The Truth About Shia LaBeouf's Repeated Plagiarism

Shia LaBeouf struck fame with the role of Louis Stevens in Disney Channel's Even Stevens, winning a Daytime Emmy in 2003. He then starred in massive blockbusters such as Disturbia, Indiana Jones and the Kingdom of the Crystal Skull, and three of Michael Bay's Transformers films — seamlessly making his transition to a reputable A-list Hollywood figure. But off-camera, the actor's behavior has become stranger than fiction. 

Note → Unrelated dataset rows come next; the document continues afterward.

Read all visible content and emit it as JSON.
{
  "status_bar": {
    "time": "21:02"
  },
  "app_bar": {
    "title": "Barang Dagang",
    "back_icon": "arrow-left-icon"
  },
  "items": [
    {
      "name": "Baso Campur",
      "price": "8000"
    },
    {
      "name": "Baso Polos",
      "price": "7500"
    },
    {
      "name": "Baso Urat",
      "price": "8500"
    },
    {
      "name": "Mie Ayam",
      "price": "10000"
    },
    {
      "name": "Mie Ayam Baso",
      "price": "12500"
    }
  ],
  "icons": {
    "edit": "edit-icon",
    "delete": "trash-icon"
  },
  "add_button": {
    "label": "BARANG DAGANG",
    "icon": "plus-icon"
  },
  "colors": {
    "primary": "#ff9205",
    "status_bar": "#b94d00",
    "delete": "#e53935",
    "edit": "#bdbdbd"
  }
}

In 2013, the Los Angeles native attended a Berlin film festival wearing a paper bag that read "I'm Not Famous Anymore," and in 2014, he was arrested after making a scene at a Broadway performance of Cabaret. The star admitted that he "f**ked up" when he made racist statements about a police officer in Savannah, Ga. in 2017. Amidst the legal problems, strange publicity stunts, and other eyebrow-raising antics, to ignore LaBeouf's bouts with plagiarism would be leaving Holes in the story.

Since 2013, it seems the actor has been caught multiple times lifting unattributed quotes and other people's material for projects, for apologies ... and for his apologies for plagiarized apologies. Here's the truth about LaBeouf's plagiarism problem.

Shia LaBeouf plagiarized his apology for plagiarizing

Shia LaBeouf premiered his first short film,, at the 2012 Cannes Film Festival, but when the star posted the short online, viewers grew suspicious. It seemed the film was astoundingly similar to a graphic novel by Daniel Clowes, best known for Ghost World, which was itself turned into a film.

"I've never spoken to or met Mr. LaBeouf," Clowes told BuzzFeed in 2013. "I've never even seen one of his films that I can recall — and I was shocked, to say the least, when I saw that he took the script and even many of the visuals from a very personal story I did six or seven years ago and passed it off as his own work. I actually can't imagine what was going through his mind."

LaBeouf posted an apology to Twitter that itself seemed partially plagiarized. "In my excitement and naiveté as an amateur filmmaker, I got lost in the creative process and neglected to follow proper accreditation," he said, in part. "Copying isn't particularly creative work. Being inspired by someone else's idea to produce something new and different IS creative work," LaBeouf also tweeted at the time.

According to Wired, a Yahoo! Answers user had previously written an explanation for plagiarism that was nearly identical to LaBeouf's aforementioned statement. "Being inspired by someone else's idea to produce something new and different IS creative work, and it may even revolutionize the 'stolen' concept," someone reportedly posted years before LaBeouf's response. 

And that wasn't the end of it.

Shia LaBeouf's copycat ways continued

Shia LaBeouf's originality was called into question again when he decided to become a comic book artist. The Honey Boy star self-published two original comic books in 2012, but BuzzFeed reported that he lifted many lines directly from author Charles Bukowski.

In 2013, LaBeouf quit what would have been his first Broadway show, Orphans, due to "creative differences," but according to Entertainment Weekly, the real reason for the split was because LaBeouf clashed with co-star Alec Baldwin. LaBeouf later explained his departure by tweeting a screenshot of an apology apparently emailed to Baldwin and the cast, but that also seemed to be plagiarized. According to Time, LaBeouf mystifyingly lifted much of his apology from a 2009 piece in Esquire magazine. He got called out yet again, this time by the Esquire reporter. True to form, LaBeouf justified his plagiarism by tweeting an unattributed David Mammet quote.

According to Time, LaBeauf has since lifted the description for his Campaign book project on his website from an online journal, and remember that paper bag on the head red carpet stunt from 2013? He may have even stolen that statement from friend and collaborator Sia, who wore a paper bag on the cover of Billboard prior to LaBeouf. 

It's not clear if LaBeouf's plagiarism is a product of his troubled past, purely accidental, or perhaps part of a larger piece of performance art that he has yet to reveal. If it's the latter, kudos to him. If it's not, Shia would be wise to to remember that the internet is always three steps ahead and plugging quotes into Google search never fails.